▶ DATA FOR THE TASK
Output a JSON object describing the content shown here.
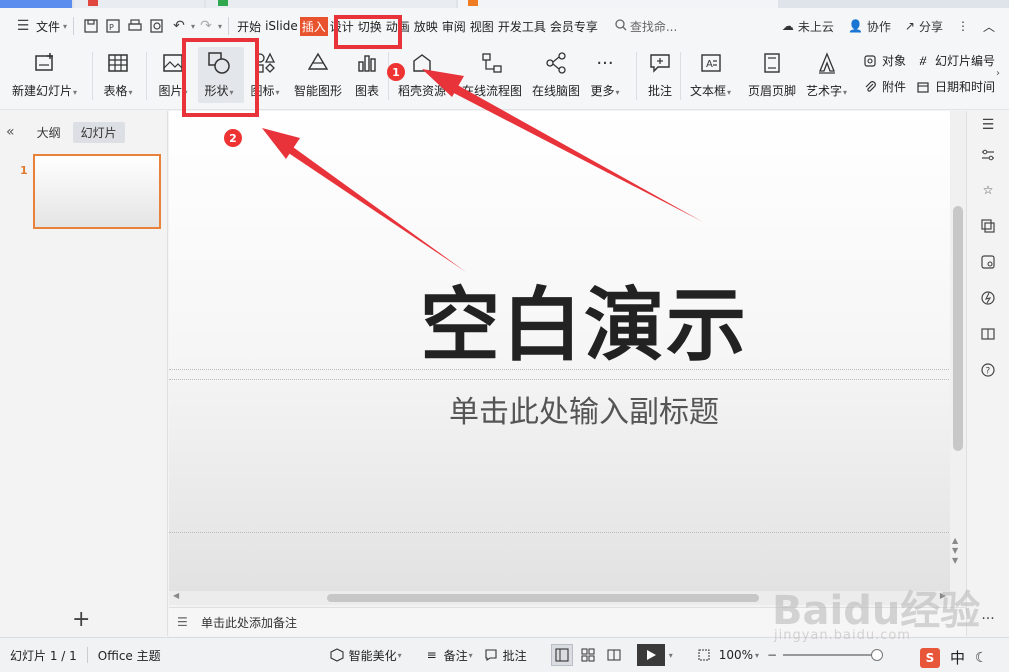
{
  "menubar": {
    "file_label": "文件",
    "tabs": [
      "开始",
      "iSlide",
      "插入",
      "设计",
      "切换",
      "动画",
      "放映",
      "审阅",
      "视图",
      "开发工具",
      "会员专享"
    ],
    "active_tab": "插入",
    "search_placeholder": "查找命...",
    "cloud_label": "未上云",
    "collab_label": "协作",
    "share_label": "分享"
  },
  "ribbon": {
    "new_slide": "新建幻灯片",
    "table": "表格",
    "picture": "图片",
    "shape": "形状",
    "icon": "图标",
    "smartart": "智能图形",
    "chart": "图表",
    "docer": "稻壳资源",
    "flowchart": "在线流程图",
    "mindmap": "在线脑图",
    "more": "更多",
    "comment": "批注",
    "textbox": "文本框",
    "header_footer": "页眉页脚",
    "wordart": "艺术字",
    "object": "对象",
    "slide_number": "幻灯片编号",
    "attachment": "附件",
    "date_time": "日期和时间"
  },
  "leftpanel": {
    "tab_outline": "大纲",
    "tab_slides": "幻灯片",
    "slide_number": "1"
  },
  "slide": {
    "title": "空白演示",
    "subtitle": "单击此处输入副标题"
  },
  "notes": {
    "placeholder": "单击此处添加备注"
  },
  "statusbar": {
    "slide_info": "幻灯片 1 / 1",
    "theme": "Office 主题",
    "beautify": "智能美化",
    "notes": "备注",
    "comment": "批注",
    "zoom": "100%"
  },
  "annotations": [
    "1",
    "2"
  ],
  "watermark": {
    "main": "Baidu经验",
    "sub": "jingyan.baidu.com"
  },
  "ime": {
    "logo": "S",
    "mode": "中"
  },
  "colors": {
    "accent": "#e8522d",
    "annotation": "#e8333a",
    "thumb_border": "#e8813a"
  }
}
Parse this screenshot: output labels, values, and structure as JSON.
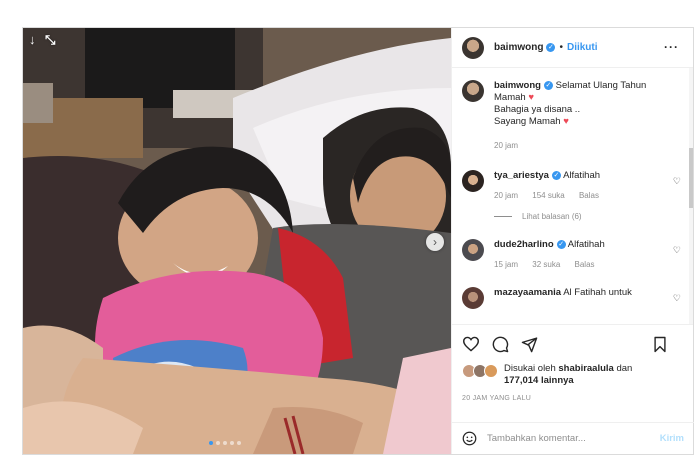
{
  "post": {
    "username": "baimwong",
    "follow_status": "Diikuti",
    "caption_lines": [
      "Selamat Ulang Tahun Mamah",
      "Bahagia ya disana ..",
      "Sayang Mamah"
    ],
    "caption_time": "20 jam"
  },
  "comments": [
    {
      "user": "tya_ariestya",
      "verified": true,
      "text": "Alfatihah",
      "time": "20 jam",
      "likes": "154 suka",
      "reply": "Balas",
      "view_replies": "Lihat balasan (6)"
    },
    {
      "user": "dude2harlino",
      "verified": true,
      "text": "Alfatihah",
      "time": "15 jam",
      "likes": "32 suka",
      "reply": "Balas"
    },
    {
      "user": "mazayaamania",
      "verified": false,
      "text": "Al Fatihah untuk"
    }
  ],
  "likes_info": {
    "prefix": "Disukai oleh",
    "user": "shabiraalula",
    "connector": "dan",
    "count": "177,014",
    "suffix": "lainnya"
  },
  "time_ago": "20 JAM YANG LALU",
  "add_comment": {
    "placeholder": "Tambahkan komentar...",
    "post_label": "Kirim"
  },
  "icons": [
    "more-icon",
    "verified-icon",
    "heart-icon",
    "comment-icon",
    "share-icon",
    "bookmark-icon",
    "emoji-icon",
    "next-arrow-icon"
  ],
  "colors": {
    "accent": "#3897f0",
    "red": "#ed4956",
    "muted": "#8e8e8e"
  },
  "carousel": {
    "total": 5,
    "active": 0
  }
}
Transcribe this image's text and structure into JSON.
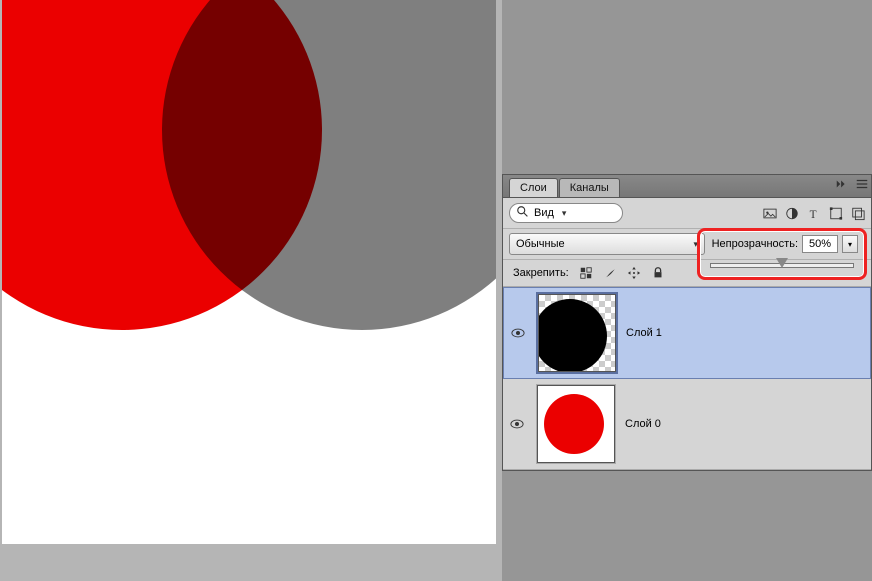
{
  "panel": {
    "tabs": {
      "layers": "Слои",
      "channels": "Каналы"
    },
    "search": {
      "icon": "magnify",
      "label": "Вид"
    },
    "filters": [
      "image",
      "fx",
      "text",
      "shape",
      "smart"
    ],
    "blend_mode": "Обычные",
    "opacity": {
      "label": "Непрозрачность:",
      "value": "50%"
    },
    "lock": {
      "label": "Закрепить:",
      "icons": [
        "pixels",
        "brush",
        "move",
        "lock"
      ]
    }
  },
  "layers": [
    {
      "name": "Слой 1",
      "selected": true,
      "fill": "#000000",
      "transparent_bg": true
    },
    {
      "name": "Слой 0",
      "selected": false,
      "fill": "#eb0000",
      "transparent_bg": false
    }
  ]
}
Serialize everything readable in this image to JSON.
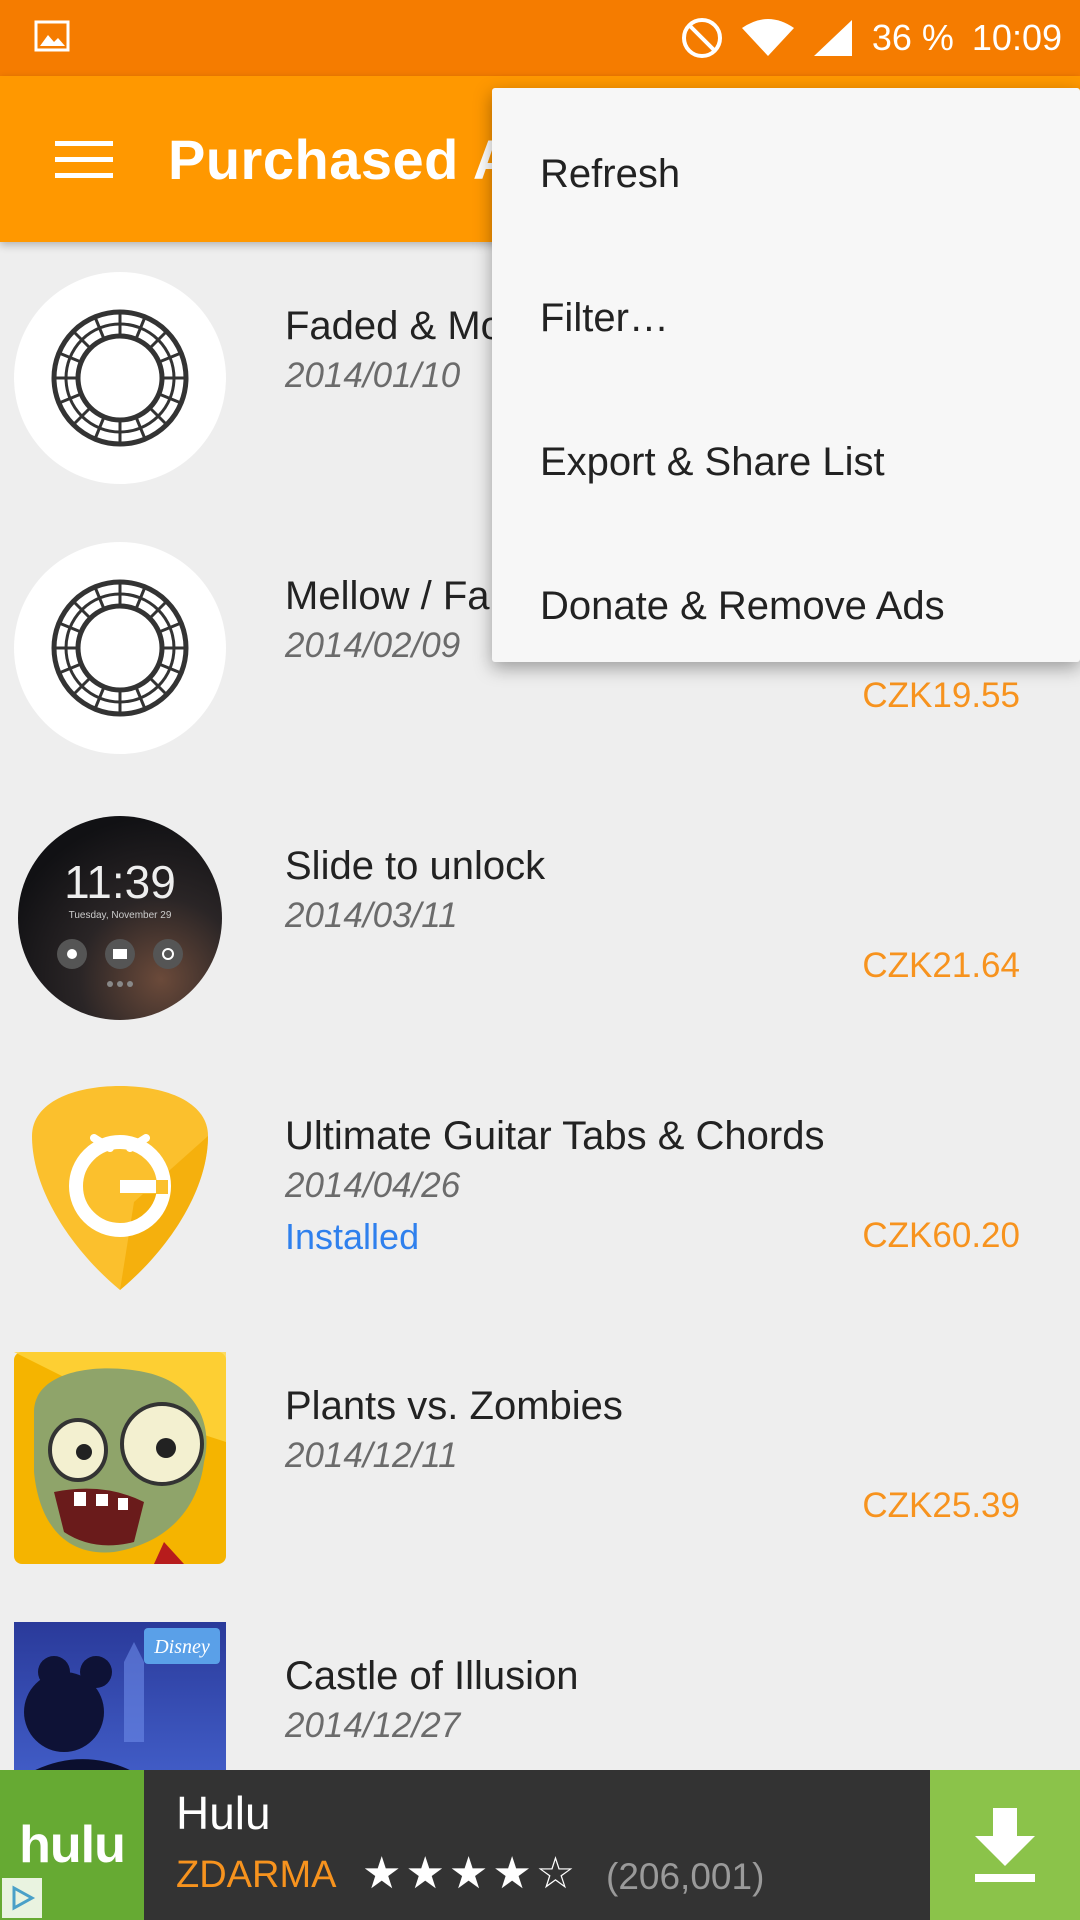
{
  "status_bar": {
    "battery": "36 %",
    "time": "10:09",
    "icons": [
      "image-icon",
      "do-not-disturb-icon",
      "wifi-icon",
      "signal-icon"
    ]
  },
  "app_bar": {
    "title": "Purchased Apps",
    "menu_icon": "hamburger-menu-icon"
  },
  "menu": {
    "items": [
      {
        "label": "Refresh"
      },
      {
        "label": "Filter…"
      },
      {
        "label": "Export & Share List"
      },
      {
        "label": "Donate & Remove Ads"
      }
    ]
  },
  "apps": [
    {
      "name": "Faded & Mo",
      "date": "2014/01/10",
      "status": "",
      "price": ""
    },
    {
      "name": "Mellow / Fa",
      "date": "2014/02/09",
      "status": "",
      "price": "CZK19.55"
    },
    {
      "name": "Slide to unlock",
      "date": "2014/03/11",
      "status": "",
      "price": "CZK21.64"
    },
    {
      "name": "Ultimate Guitar Tabs & Chords",
      "date": "2014/04/26",
      "status": "Installed",
      "price": "CZK60.20"
    },
    {
      "name": "Plants vs. Zombies",
      "date": "2014/12/11",
      "status": "",
      "price": "CZK25.39"
    },
    {
      "name": "Castle of Illusion",
      "date": "2014/12/27",
      "status": "",
      "price": ""
    }
  ],
  "icon_texts": {
    "lock_time": "11:39",
    "lock_date": "Tuesday, November 29",
    "disney": "Disney"
  },
  "ad": {
    "logo": "hulu",
    "name": "Hulu",
    "price": "ZDARMA",
    "stars": "★★★★☆",
    "reviews": "(206,001)"
  },
  "colors": {
    "status_bar": "#f57c00",
    "app_bar": "#ff9800",
    "price": "#f7931e",
    "installed": "#2f80ed",
    "ad_green": "#8bc34a"
  }
}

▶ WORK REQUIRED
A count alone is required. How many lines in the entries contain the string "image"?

▶ ANSWER BOX
4